__Provided records__
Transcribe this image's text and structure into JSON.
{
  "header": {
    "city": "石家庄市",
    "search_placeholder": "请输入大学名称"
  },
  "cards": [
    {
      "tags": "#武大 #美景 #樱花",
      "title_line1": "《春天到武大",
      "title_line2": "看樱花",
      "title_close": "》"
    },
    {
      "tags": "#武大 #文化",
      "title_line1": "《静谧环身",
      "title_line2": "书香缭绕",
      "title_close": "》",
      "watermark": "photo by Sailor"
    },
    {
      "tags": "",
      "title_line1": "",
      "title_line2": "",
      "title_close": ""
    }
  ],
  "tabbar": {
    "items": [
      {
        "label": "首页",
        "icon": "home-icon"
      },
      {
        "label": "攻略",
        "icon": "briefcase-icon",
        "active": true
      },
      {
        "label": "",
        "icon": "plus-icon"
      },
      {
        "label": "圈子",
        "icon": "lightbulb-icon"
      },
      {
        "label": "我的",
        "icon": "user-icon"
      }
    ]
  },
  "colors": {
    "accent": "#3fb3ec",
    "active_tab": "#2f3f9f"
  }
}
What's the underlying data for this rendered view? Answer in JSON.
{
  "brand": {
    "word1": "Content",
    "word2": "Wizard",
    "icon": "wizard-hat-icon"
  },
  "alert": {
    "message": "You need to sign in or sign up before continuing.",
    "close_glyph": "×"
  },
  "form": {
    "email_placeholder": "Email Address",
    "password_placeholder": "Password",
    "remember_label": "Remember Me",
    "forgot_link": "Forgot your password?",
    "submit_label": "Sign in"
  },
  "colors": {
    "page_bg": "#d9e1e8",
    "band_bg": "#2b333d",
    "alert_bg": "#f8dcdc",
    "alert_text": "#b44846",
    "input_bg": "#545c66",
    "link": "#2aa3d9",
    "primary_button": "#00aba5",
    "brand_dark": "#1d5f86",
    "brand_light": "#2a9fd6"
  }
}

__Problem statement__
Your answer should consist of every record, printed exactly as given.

__Written solution__
Transcribe this image's text and structure into JSON.
{
  "header": {
    "city": "石家庄市",
    "search_placeholder": "请输入大学名称"
  },
  "cards": [
    {
      "tags": "#武大 #美景 #樱花",
      "title_line1": "《春天到武大",
      "title_line2": "看樱花",
      "title_close": "》"
    },
    {
      "tags": "#武大 #文化",
      "title_line1": "《静谧环身",
      "title_line2": "书香缭绕",
      "title_close": "》",
      "watermark": "photo by Sailor"
    },
    {
      "tags": "",
      "title_line1": "",
      "title_line2": "",
      "title_close": ""
    }
  ],
  "tabbar": {
    "items": [
      {
        "label": "首页",
        "icon": "home-icon"
      },
      {
        "label": "攻略",
        "icon": "briefcase-icon",
        "active": true
      },
      {
        "label": "",
        "icon": "plus-icon"
      },
      {
        "label": "圈子",
        "icon": "lightbulb-icon"
      },
      {
        "label": "我的",
        "icon": "user-icon"
      }
    ]
  },
  "colors": {
    "accent": "#3fb3ec",
    "active_tab": "#2f3f9f"
  }
}
What's the underlying data for this rendered view? Answer in JSON.
{
  "brand": {
    "word1": "Content",
    "word2": "Wizard",
    "icon": "wizard-hat-icon"
  },
  "alert": {
    "message": "You need to sign in or sign up before continuing.",
    "close_glyph": "×"
  },
  "form": {
    "email_placeholder": "Email Address",
    "password_placeholder": "Password",
    "remember_label": "Remember Me",
    "forgot_link": "Forgot your password?",
    "submit_label": "Sign in"
  },
  "colors": {
    "page_bg": "#d9e1e8",
    "band_bg": "#2b333d",
    "alert_bg": "#f8dcdc",
    "alert_text": "#b44846",
    "input_bg": "#545c66",
    "link": "#2aa3d9",
    "primary_button": "#00aba5",
    "brand_dark": "#1d5f86",
    "brand_light": "#2a9fd6"
  }
}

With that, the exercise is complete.